Following the end of the resistance campaign in February 1962, he was involved in the critical analysis of the previous six years, and believed, like many others, that the reason for failure was the lack of deep involvement with the ordinary people of Ireland in their day to day struggles. In the same year he took up employment with Walden Motors in Dublin as a car salesmen, and remained there for some years before he became totally committed to political life. He was a member of Wicklow County Council, Bray Urban District Council, County Wicklow Committee of Agriculture and a transport union official, and an office bearer in Bray Trades Council, which Gave some idea of his involvement to class politics following the mid 1960s. On these bodies he was to remain active up until the time of his death, holding office for as long as three and four terms which when we consider his national involvement in addition to this high degree of local involvement, gives us some idea of the energy and degree of commitment possessed by the man.

Within the republican movement he held many important positions, as Vice President of Sinn Fein, as well as holding top ranks within the Army Council of Oglaigh na h-Eireann. At the Ard Fheis of 1970 Seamus remained with the Officials but the four years following were to be stormy ones for himself and others who supported his stand on the national question. These struggles were to result in the formation of the Irish Republican Socialist Party in 1974 and a bitter feud. In 1972 many of Costello's closest comrades broke from the Officials following their 'truce' with the forces of occupation, and believed that there was no chance of changing the leadership of the Officials. Some time before his death he was to agree with them, saying that he too should have broke with them at that time, instead of remaining to fight a rearguard action.

Seamus often quoted Connolly, but more importantly followed the policies of Ireland's greatest republican socialist. On more than one occasion he remarked, "Connolly told us partition would be a hey-day of reaction", and went on further to quote, "I can not envisage a subject nation with a free working class, nor, can I envisage a subject working class in a free nation." He argued repeatedly that the national and social questions were not two separate issues, but that both were inter-related, and that what must be aimed for was a republic in which the means of production, distribution and exchange were in the control of the working class people of Ireland. To these ideals he was to work with terrific energy until that fateful day, October 5th 1977, when the Irish revolutionary forces were to loose one of its greatest sons. My last meeting with Seamus was on St. Patrick's Day this year in the Bogside which had been marked as prisoners day and after a very successful demonstration we gathered, not to discuss political theory, but to enjoy the company of other comrades and sing revolutionary songs. On that occasion he gave the assembled company a rendering of Charlie Kerins, who was hanged by the Free State during the 1940s which was his favourite ballad. Little did we know then that soon his own name would join that of Kerins on the Republican Roll of Honour. Farewell Comrade, Farewell.

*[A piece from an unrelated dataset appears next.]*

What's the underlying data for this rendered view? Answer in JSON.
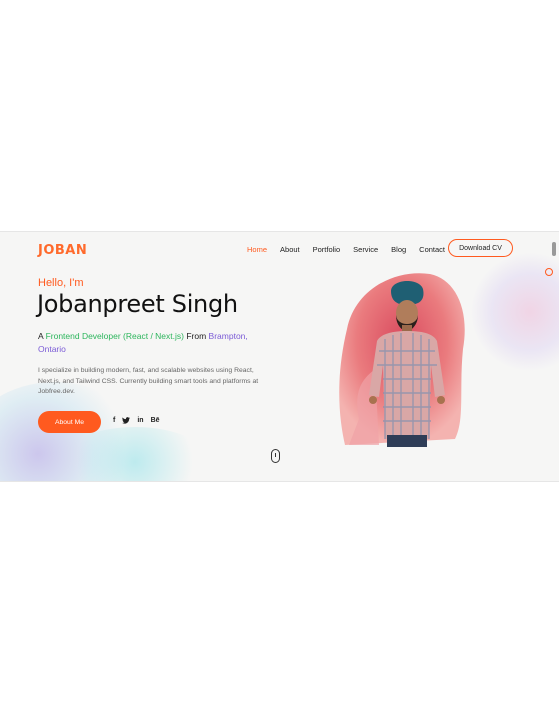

"My father told his court martial that the British had no right to be in Ireland. Seamus Costello felt the same way. He was the greatest follower of my father's teachings in this generation and I hope that his example shall be followed and that his vision for Ireland will be realised in this generation."

-- Nora Connolly O'Brien, at the graveside of Seamus Costello, October 8th 1977